LOUISVILLE, Ky -- To go or not to go. Uncle Mo's connections still weren't saying whether the talented colt will run in Saturday's Kentucky Derby.
The sleek bay colt was recovering from a stomach ailment, but looked good as he galloped over the Churchill Downs track on Thursday, though appearances could be deceiving. Uncle Mo looks about as exotic as his name -- average size, with no distinguishing marks like the white splash on Zenyatta's forehead. But his power is apparent as soon as he starts running.
Last year's juvenile champion, Uncle Mo is the 9-2 second choice behind 4-1 early favorite Dialed In.
Owner Mike Repole anxiously awaited results from the latest vet exam, and promised to end the drama by announcing a decision Friday.
"If he's not what we deem to be 100 percent tomorrow, he's not going to be 100 percent on Saturday," he said.
Repole said he won't sacrifice Uncle Mo's health to satisfy his 30-year dream of having a horse in America's greatest race. Either way, he won't be shut out. He has Stay Thirsty in the full field of 20 horses.
Still, the fast-talking Queens native, who got rich selling his Vitaminwater company to Coca-Cola, doesn't want to leave his best horse in the barn.
"It's tough," he said. "Racing needs superstars and if he's 100 percent, Uncle Mo could be that superstar."
He sure looked it after winning last year's Breeders' Cup Juvenile on the same Churchill Downs track and taking a perfect record into the Wood Memorial. There, Uncle Mo led the field with a quarter-mile to go, but two horses passed him and he finished third by a length. Afterward, Uncle Mo's appetite fell off and raised suspicions. An exam turned up the stomach problem.

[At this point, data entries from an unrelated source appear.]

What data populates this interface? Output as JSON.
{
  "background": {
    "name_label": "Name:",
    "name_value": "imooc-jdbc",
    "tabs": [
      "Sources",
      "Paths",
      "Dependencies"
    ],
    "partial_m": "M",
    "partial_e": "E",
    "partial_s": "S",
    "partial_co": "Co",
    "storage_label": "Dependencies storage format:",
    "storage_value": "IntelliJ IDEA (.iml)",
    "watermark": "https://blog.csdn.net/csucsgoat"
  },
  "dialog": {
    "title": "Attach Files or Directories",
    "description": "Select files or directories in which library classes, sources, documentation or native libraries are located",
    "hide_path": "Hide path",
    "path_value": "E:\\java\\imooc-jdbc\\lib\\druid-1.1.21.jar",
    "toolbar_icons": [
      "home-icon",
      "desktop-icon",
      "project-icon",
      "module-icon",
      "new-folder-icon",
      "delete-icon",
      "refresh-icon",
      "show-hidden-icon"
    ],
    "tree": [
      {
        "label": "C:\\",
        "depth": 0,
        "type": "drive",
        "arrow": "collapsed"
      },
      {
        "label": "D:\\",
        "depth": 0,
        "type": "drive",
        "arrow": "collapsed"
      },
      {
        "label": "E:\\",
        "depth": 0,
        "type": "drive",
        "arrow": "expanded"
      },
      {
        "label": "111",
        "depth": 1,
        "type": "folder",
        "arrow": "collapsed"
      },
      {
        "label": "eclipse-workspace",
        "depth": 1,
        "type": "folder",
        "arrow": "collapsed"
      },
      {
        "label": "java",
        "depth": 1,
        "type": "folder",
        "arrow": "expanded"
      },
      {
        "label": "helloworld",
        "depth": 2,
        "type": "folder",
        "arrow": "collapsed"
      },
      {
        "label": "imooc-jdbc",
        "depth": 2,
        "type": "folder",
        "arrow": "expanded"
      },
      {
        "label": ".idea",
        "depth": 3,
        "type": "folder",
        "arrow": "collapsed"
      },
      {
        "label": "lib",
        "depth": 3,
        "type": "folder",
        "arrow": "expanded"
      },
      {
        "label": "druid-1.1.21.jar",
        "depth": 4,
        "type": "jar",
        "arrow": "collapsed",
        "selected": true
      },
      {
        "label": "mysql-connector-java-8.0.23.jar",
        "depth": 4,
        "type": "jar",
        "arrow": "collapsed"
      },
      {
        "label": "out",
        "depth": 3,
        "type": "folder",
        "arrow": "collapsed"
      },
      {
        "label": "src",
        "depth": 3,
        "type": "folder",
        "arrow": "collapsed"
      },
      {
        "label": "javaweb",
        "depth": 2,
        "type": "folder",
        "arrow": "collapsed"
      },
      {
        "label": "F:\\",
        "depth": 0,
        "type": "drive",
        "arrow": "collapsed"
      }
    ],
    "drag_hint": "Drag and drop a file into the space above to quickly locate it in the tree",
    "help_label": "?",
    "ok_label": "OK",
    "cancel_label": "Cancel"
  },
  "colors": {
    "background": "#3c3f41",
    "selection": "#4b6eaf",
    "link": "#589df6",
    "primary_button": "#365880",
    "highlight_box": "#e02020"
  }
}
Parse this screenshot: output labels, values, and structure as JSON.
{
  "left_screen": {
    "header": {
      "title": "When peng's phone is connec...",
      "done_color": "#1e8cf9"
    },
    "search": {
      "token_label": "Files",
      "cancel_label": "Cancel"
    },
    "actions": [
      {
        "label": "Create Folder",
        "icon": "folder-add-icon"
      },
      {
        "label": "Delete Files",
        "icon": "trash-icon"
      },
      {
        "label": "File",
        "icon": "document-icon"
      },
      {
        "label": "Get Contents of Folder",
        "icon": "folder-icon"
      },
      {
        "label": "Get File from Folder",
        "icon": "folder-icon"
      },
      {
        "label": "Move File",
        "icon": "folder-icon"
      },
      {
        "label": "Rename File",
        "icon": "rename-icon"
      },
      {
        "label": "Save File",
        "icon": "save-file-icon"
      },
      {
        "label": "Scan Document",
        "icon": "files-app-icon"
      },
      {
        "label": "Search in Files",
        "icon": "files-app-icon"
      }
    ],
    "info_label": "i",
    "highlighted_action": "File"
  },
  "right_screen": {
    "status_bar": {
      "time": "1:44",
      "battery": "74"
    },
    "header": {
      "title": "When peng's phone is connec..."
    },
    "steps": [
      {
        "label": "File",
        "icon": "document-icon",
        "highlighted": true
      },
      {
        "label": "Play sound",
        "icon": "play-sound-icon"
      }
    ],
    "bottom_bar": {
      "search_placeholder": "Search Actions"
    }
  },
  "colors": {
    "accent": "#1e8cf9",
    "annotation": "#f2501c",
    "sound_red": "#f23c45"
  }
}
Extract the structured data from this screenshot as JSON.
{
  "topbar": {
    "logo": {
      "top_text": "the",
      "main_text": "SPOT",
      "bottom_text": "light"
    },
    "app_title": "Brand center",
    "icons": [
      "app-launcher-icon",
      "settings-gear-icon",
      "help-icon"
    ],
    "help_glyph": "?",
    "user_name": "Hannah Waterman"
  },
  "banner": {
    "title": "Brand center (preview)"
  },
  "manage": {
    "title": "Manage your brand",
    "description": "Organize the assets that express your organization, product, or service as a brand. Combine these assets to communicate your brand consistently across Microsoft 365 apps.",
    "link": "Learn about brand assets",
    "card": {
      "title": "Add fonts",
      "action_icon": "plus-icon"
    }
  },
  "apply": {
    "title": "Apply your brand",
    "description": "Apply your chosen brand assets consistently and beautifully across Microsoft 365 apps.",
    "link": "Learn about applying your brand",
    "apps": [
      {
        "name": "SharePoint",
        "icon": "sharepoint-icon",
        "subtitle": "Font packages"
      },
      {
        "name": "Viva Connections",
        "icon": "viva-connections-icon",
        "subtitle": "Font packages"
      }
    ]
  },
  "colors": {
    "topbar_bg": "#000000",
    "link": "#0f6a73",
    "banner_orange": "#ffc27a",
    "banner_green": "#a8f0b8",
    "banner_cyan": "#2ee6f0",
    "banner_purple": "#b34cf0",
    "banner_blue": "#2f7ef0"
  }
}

Outwardly, Uncle Mo looks as healthy as, well, a horse. Internally, no one's sure exactly what's going on. That's the quandary.
Uncle Mo could be fine. Or Repole and trainer Todd Pletcher could be risking a repeat of the Wood Memorial.
"If he runs and he runs seventh, Todd and I will look at each other and guess he wasn't 100 percent," Repole said. "If he runs and he wins by seven lengths, we can look at each other and say 'Wow, we're geniuses.'"
Count three-time Derby winner Bob Baffert among those who discount Uncle Mo's bellyache.
"From what I've seen visually, there's nothing there that tells me the horse isn't ready to run," the trainer of Midnight Interlude said. "He's a good horse, I'm not believing that crap."
Pletcher wasn't talking Thursday. But he's said Uncle Mo responded well to treatment and his appetite has returned. Repole said he's gone off much of his medication.
"We got to listen to what Uncle Mo is telling us," Repole said, "and he's telling us he's getting better. He's telling us he's progressing.
"If the three vets say,'yes' and Todd says,'no,' the answer is 'no,' " he added.
It's not as easy or obvious a call as last year, when Pletcher's can't-miss horse, Eskendereya, dropped out at the start of Derby week with a career-ending leg injury. Or in 2009, when Derby favorite I Want Revenge was scratched on the morning of the race with a bad ankle.
"I've seen this movie. Everyone else has seen this movie," Repole said. "It's a horrible movie and I don't want to play a major role in it, either."
Neither does jockey John Velazquez, who is still searching for his Derby win after 12 tries.
"If he's right, I don't think he can be beaten," Velazquez said. "I'm expecting a big race, nothing else."
The ultimate decision on Uncle Mo might fall to Velazquez. If the colt doesn't feel right warming up, Velazquez has the obligation to notify the track veterinarians that Uncle Mo isn't ready to run 1 miles.
Of course, it may not come to that if Friday's decision is no go.
If Uncle Mo doesn't make the Derby, it's possible he could turn up in the Preakness on May 21. If not, Repole said he'll wait until Saratoga in July.
"I want this horse to be the best horse in the country and not just for me, but for racing," he said.